October 12, 2015
October 12, 2015
In the 1990s, a Maoist insurgency in Nepal sparked a civil war that raged for 10 years and killed 13,000. The war ended in 2006, but many people who survived are plagued by memories of the dead and the fighting. Psychological help for people still trying to cope is scarce in this nation.
KATHMANDU, NEPAL – More than 13,000 people died in the decade-long civil war in Nepal, when Maoist rebels fought to depose the government and establish a “People’s Republic.”
The 10-year conflict, which ended in 2006 with a peace accord, was bloody and brutal, and spread to 73 of Nepal’s 75 districts; only the rural, isolated districts of Manang and Mustang were spared.
“The economy was disturbed, development obstructed and the environment degraded,” says Bishnu Raj Upreti, executive director of the non-profit Nepal Center for Contemporary Research. “There was erosion of trust, and tension between communities.”
An estimated 1,300 people went missing, and more than 8,000 people are disabled as a result of the conflict.
Lisa Bergquist, GPJ
In addition to the serious violations and abuses of international human-rights and humanitarian law – including unlawful killing, torture, enforced disappearance, sexual violence and long-term arbitrary arrest – thousands of people were directly or indirectly affected by the conflict in other ways. Many individuals and families were displaced from their homes. There were large-scale disruptions to education, health and basic government services across the country.
Economic hardships were exacerbated by the conflict, and instability and a climate of fear were widespread, according to a report on the Nepal conflict by the United Nations Office of the High Commissioner for Human Rights published in October 2012.
The impact of the conflict on the mental health of Nepalese people is undeniable, according to a study published in 2012 in the British Journal of Psychiatry. The study, “Political Violence and Mental Health in Nepal,” examined the same group of people in the early years of the Maoist insurgency and after the conflict ended. It noted a 21.5 percent increase in anxiety over that time.

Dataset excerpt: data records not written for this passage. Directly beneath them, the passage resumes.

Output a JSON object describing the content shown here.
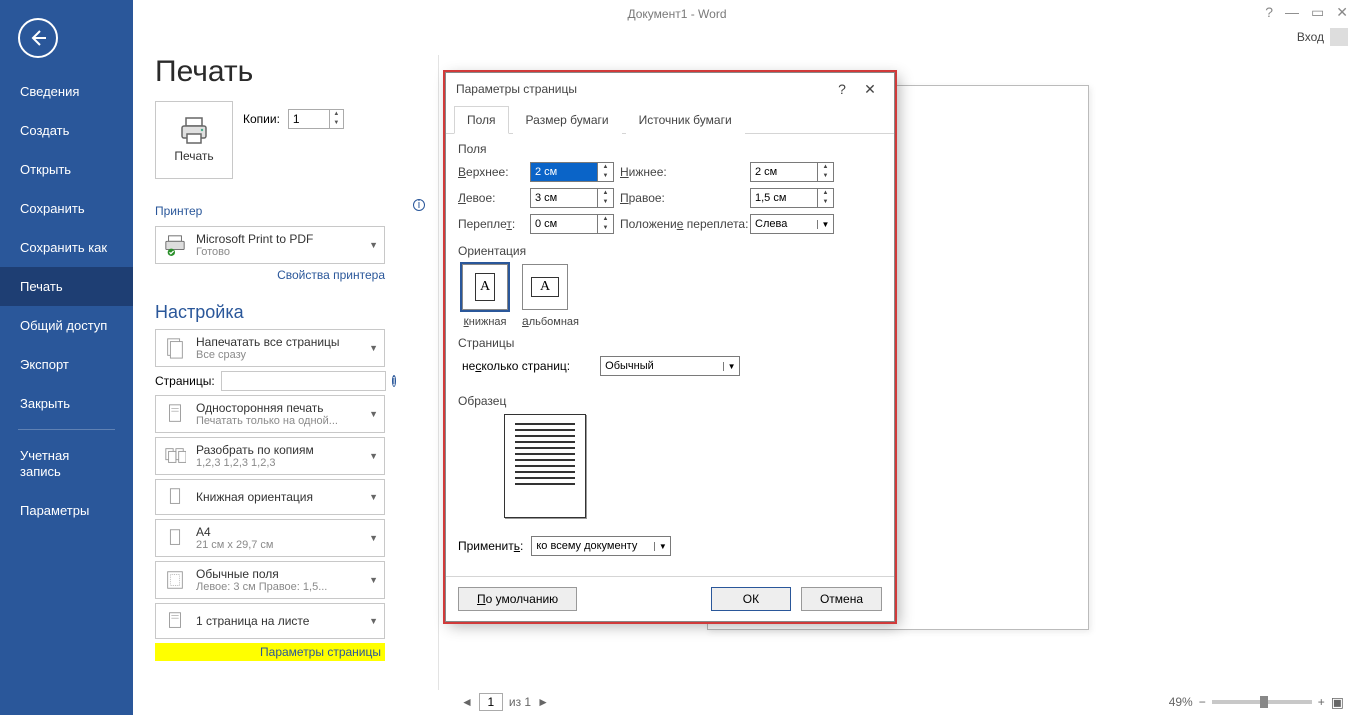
{
  "titlebar": {
    "title": "Документ1 - Word",
    "signin": "Вход"
  },
  "sidebar": {
    "items": [
      "Сведения",
      "Создать",
      "Открыть",
      "Сохранить",
      "Сохранить как",
      "Печать",
      "Общий доступ",
      "Экспорт",
      "Закрыть"
    ],
    "bottom": [
      "Учетная запись",
      "Параметры"
    ],
    "selected": 5
  },
  "print": {
    "title": "Печать",
    "button": "Печать",
    "copies_label": "Копии:",
    "copies_value": "1",
    "printer_head": "Принтер",
    "printer_name": "Microsoft Print to PDF",
    "printer_status": "Готово",
    "printer_props": "Свойства принтера",
    "settings_head": "Настройка",
    "settings": [
      {
        "t1": "Напечатать все страницы",
        "t2": "Все сразу"
      },
      {
        "t1": "Односторонняя печать",
        "t2": "Печатать только на одной..."
      },
      {
        "t1": "Разобрать по копиям",
        "t2": "1,2,3   1,2,3   1,2,3"
      },
      {
        "t1": "Книжная ориентация",
        "t2": ""
      },
      {
        "t1": "A4",
        "t2": "21 см x 29,7 см"
      },
      {
        "t1": "Обычные поля",
        "t2": "Левое:  3 см   Правое:  1,5..."
      },
      {
        "t1": "1 страница на листе",
        "t2": ""
      }
    ],
    "pages_label": "Страницы:",
    "page_params": "Параметры страницы"
  },
  "footer": {
    "page_value": "1",
    "of_label": "из 1",
    "zoom": "49%"
  },
  "dialog": {
    "title": "Параметры страницы",
    "tabs": [
      "Поля",
      "Размер бумаги",
      "Источник бумаги"
    ],
    "group_fields": "Поля",
    "top_label": "Верхнее:",
    "top_val": "2 см",
    "bottom_label": "Нижнее:",
    "bottom_val": "2 см",
    "left_label": "Левое:",
    "left_val": "3 см",
    "right_label": "Правое:",
    "right_val": "1,5 см",
    "gutter_label": "Переплет:",
    "gutter_val": "0 см",
    "gutter_pos_label": "Положение переплета:",
    "gutter_pos_val": "Слева",
    "group_orient": "Ориентация",
    "orient_portrait": "книжная",
    "orient_landscape": "альбомная",
    "group_pages": "Страницы",
    "multi_label": "несколько страниц:",
    "multi_val": "Обычный",
    "group_sample": "Образец",
    "apply_label": "Применить:",
    "apply_val": "ко всему документу",
    "default_btn": "По умолчанию",
    "ok": "ОК",
    "cancel": "Отмена"
  }
}
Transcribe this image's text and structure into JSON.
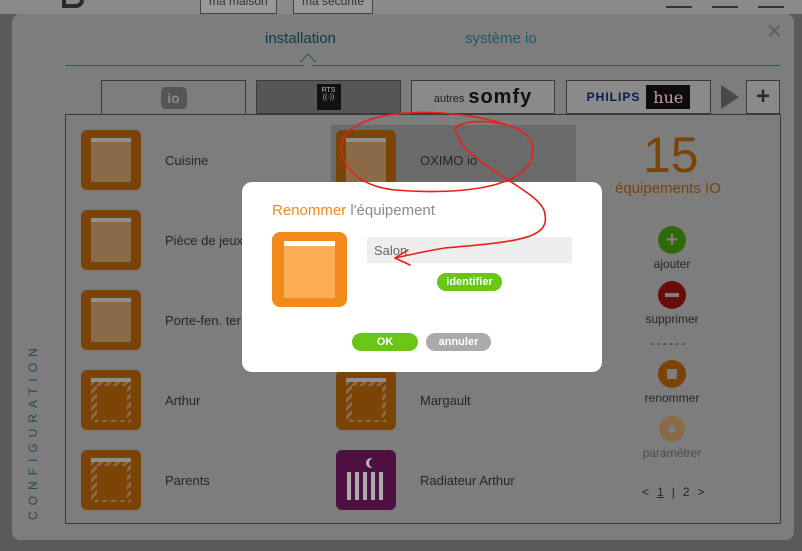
{
  "header": {
    "tabs": [
      "ma maison",
      "ma sécurité"
    ]
  },
  "nav": {
    "installation": "installation",
    "systeme": "système io"
  },
  "protocols": {
    "io": "io",
    "rts": "RTS",
    "somfy_prefix": "autres",
    "somfy": "somfy",
    "philips": "PHILIPS",
    "hue": "hue"
  },
  "side_label": "CONFIGURATION",
  "devices": {
    "left": [
      "Cuisine",
      "Pièce de jeux",
      "Porte-fen. ter",
      "Arthur",
      "Parents"
    ],
    "right": [
      "OXIMO io",
      "Margault",
      "Radiateur Arthur"
    ]
  },
  "stats": {
    "count": "15",
    "label": "équipements IO"
  },
  "actions": {
    "add": "ajouter",
    "delete": "supprimer",
    "separator": "------",
    "rename": "renommer",
    "settings": "paramétrer"
  },
  "pager": {
    "prev": "<",
    "current": "1",
    "sep": "|",
    "next_page": "2",
    "next": ">"
  },
  "dialog": {
    "title_action": "Renommer",
    "title_object": " l'équipement",
    "input_value": "Salon",
    "identify": "identifier",
    "ok": "OK",
    "cancel": "annuler"
  },
  "colors": {
    "accent_orange": "#f28a1a",
    "button_green": "#6ac616",
    "button_grey": "#aaaaaa",
    "annotation_red": "#e8201a"
  }
}
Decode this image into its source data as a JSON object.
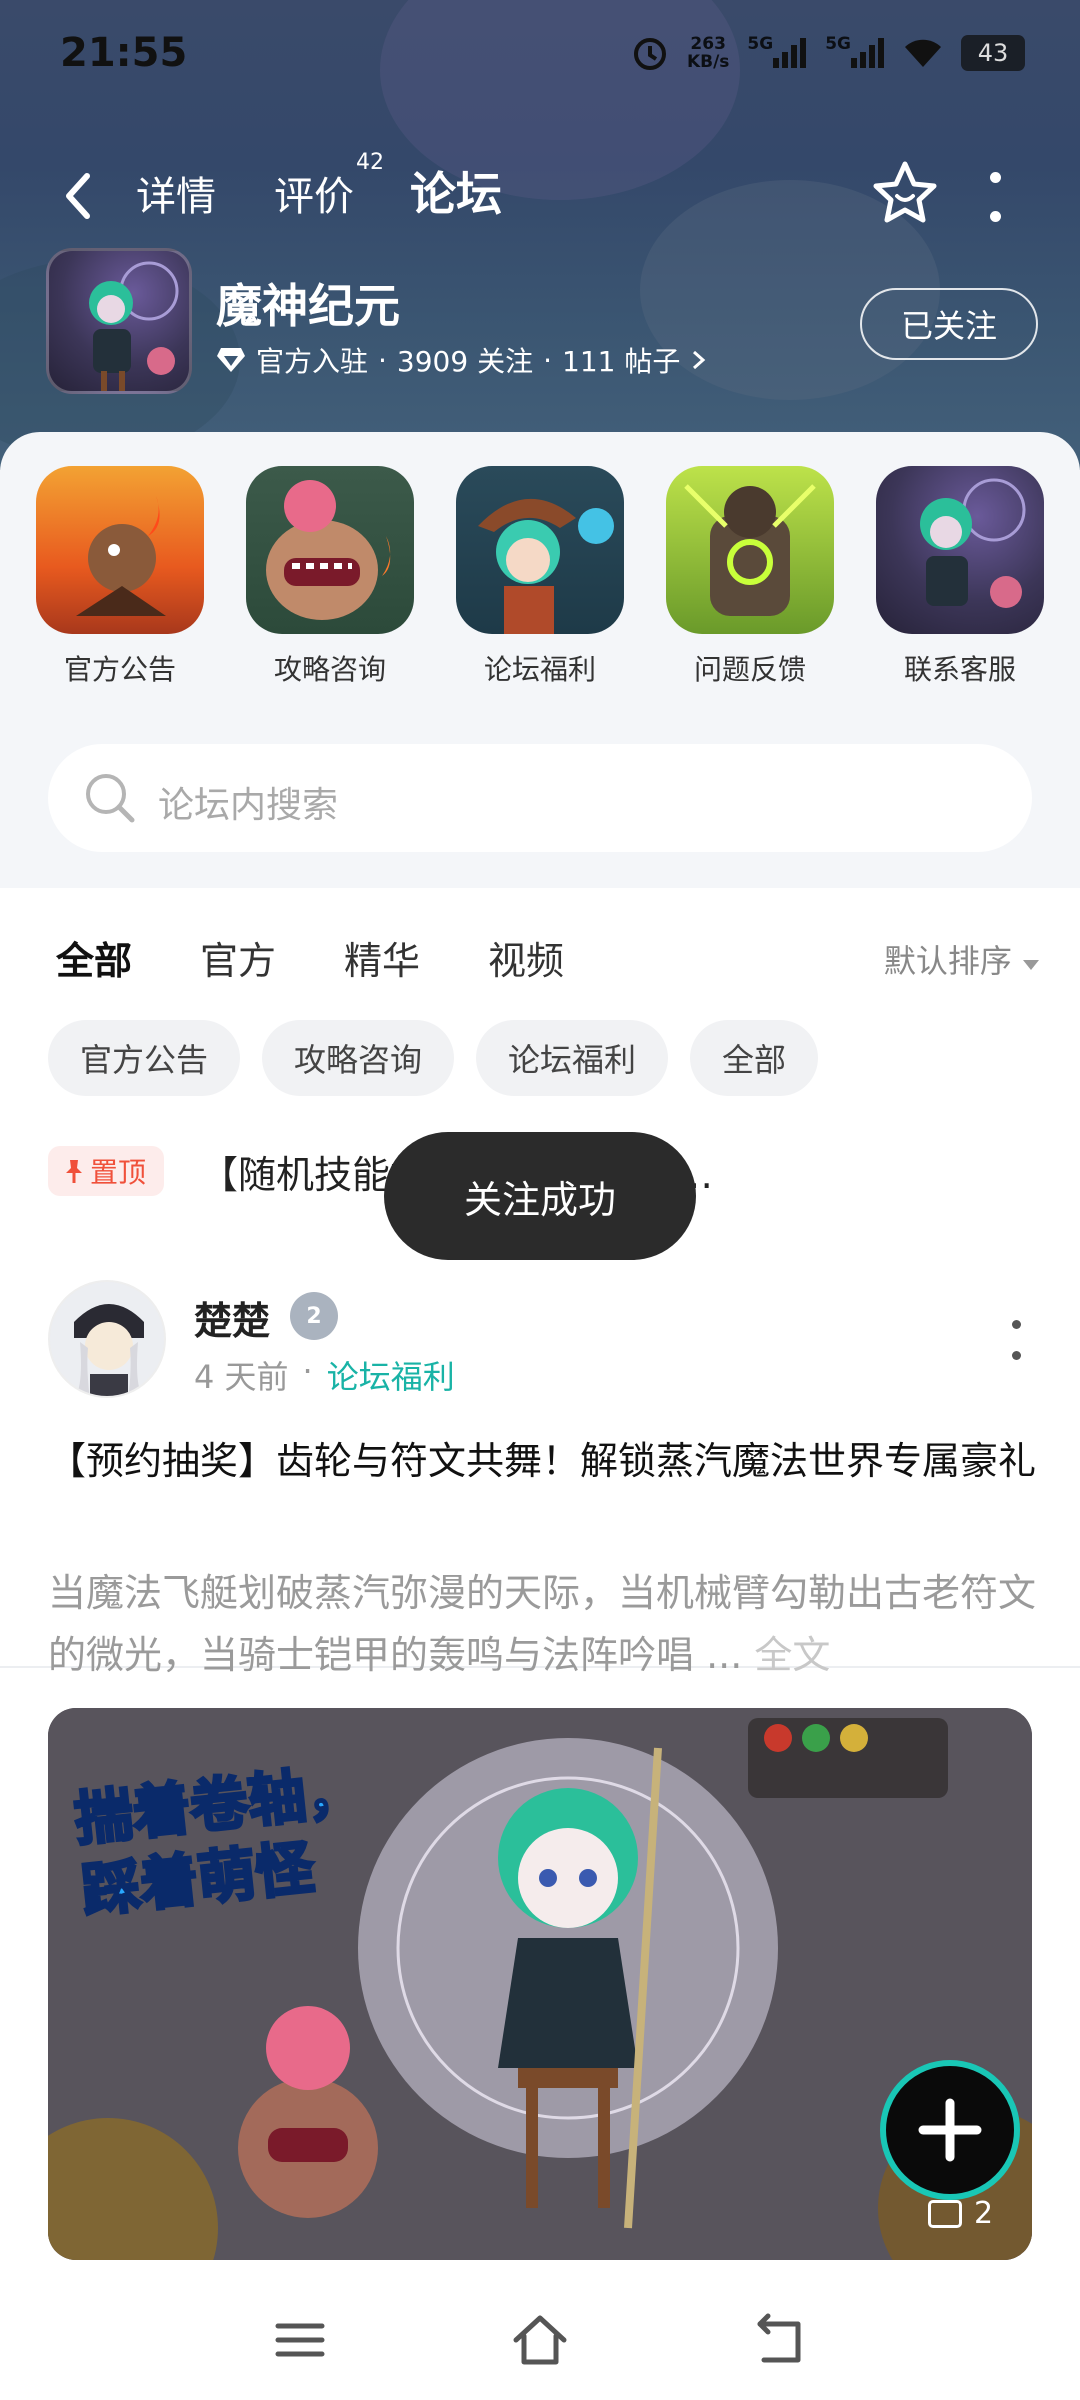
{
  "status_bar": {
    "time": "21:55",
    "net_speed_value": "263",
    "net_speed_unit": "KB/s",
    "signal1_label": "5G",
    "signal2_label": "5G",
    "battery": "43"
  },
  "nav": {
    "tabs": [
      {
        "label": "详情"
      },
      {
        "label": "评价",
        "badge": "42"
      },
      {
        "label": "论坛"
      }
    ]
  },
  "game": {
    "title": "魔神纪元",
    "meta_official": "官方入驻",
    "meta_follows": "3909 关注",
    "meta_posts": "111 帖子",
    "follow_button": "已关注"
  },
  "shortcuts": [
    {
      "label": "官方公告"
    },
    {
      "label": "攻略咨询"
    },
    {
      "label": "论坛福利"
    },
    {
      "label": "问题反馈"
    },
    {
      "label": "联系客服"
    }
  ],
  "search": {
    "placeholder": "论坛内搜索"
  },
  "feed_tabs": [
    {
      "label": "全部"
    },
    {
      "label": "官方"
    },
    {
      "label": "精华"
    },
    {
      "label": "视频"
    }
  ],
  "sort_label": "默认排序",
  "chips": [
    {
      "label": "官方公告"
    },
    {
      "label": "攻略咨询"
    },
    {
      "label": "论坛福利"
    },
    {
      "label": "全部"
    }
  ],
  "pinned": {
    "badge": "置顶",
    "title": "【随机技能机红色宝石宝箱*…"
  },
  "toast": "关注成功",
  "post": {
    "author": "楚楚",
    "level": "2",
    "time": "4 天前",
    "board": "论坛福利",
    "title": "【预约抽奖】齿轮与符文共舞！解锁蒸汽魔法世界专属豪礼",
    "excerpt": "当魔法飞艇划破蒸汽弥漫的天际，当机械臂勾勒出古老符文的微光，当骑士铠甲的轰鸣与法阵吟唱 ...",
    "read_more": "全文",
    "image_caption": "揣着卷轴，踩着萌怪",
    "image_count": "2"
  },
  "colors": {
    "accent": "#19c7b6",
    "pin_red": "#f0503a"
  }
}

The study, authored by medical anthropologist and psychiatrist Brandon Kohrt and others, also found that pre- and post-conflict conditions, especially social injustices among marginalized groups, factor heavily into how well people handle the trauma of conflict.
When a 7.8-magnitude earthquake hit Nepal in April, mental-health needs there increased again. (See our Earthquake in Nepal: Continuing Coverage.) Hundreds of aftershocks, some severe, forced people out of their homes and into tents for months. Some Nepalese families have yet to move back indoors for fear that their homes will collapse on them.
The Maoist insurgency and the earthquake occurred in a country with little capacity for dealing with mental-health issues. There are an estimated 0.2 psychiatrists per 100,000 people in Nepal, according to the World Health Organization’s 2014 Mental Health Atlas.
In contrast, there are about 14.63 psychiatrists per 100,000 people in the United Kingdom, according to the atlas.
There is some evidence, however, that the earthquake focused global attention on the need for mental-health care in Nepal. Mental-health specialists traveled there, alongside physicians and other medical staff, to provide care and training in the days and weeks after the earthquake. Organizations including International Medical Corps and Kohrt’s organization, HeartMind International, are addressing mental-health issues related to the earthquake as well as pre-existing conditions.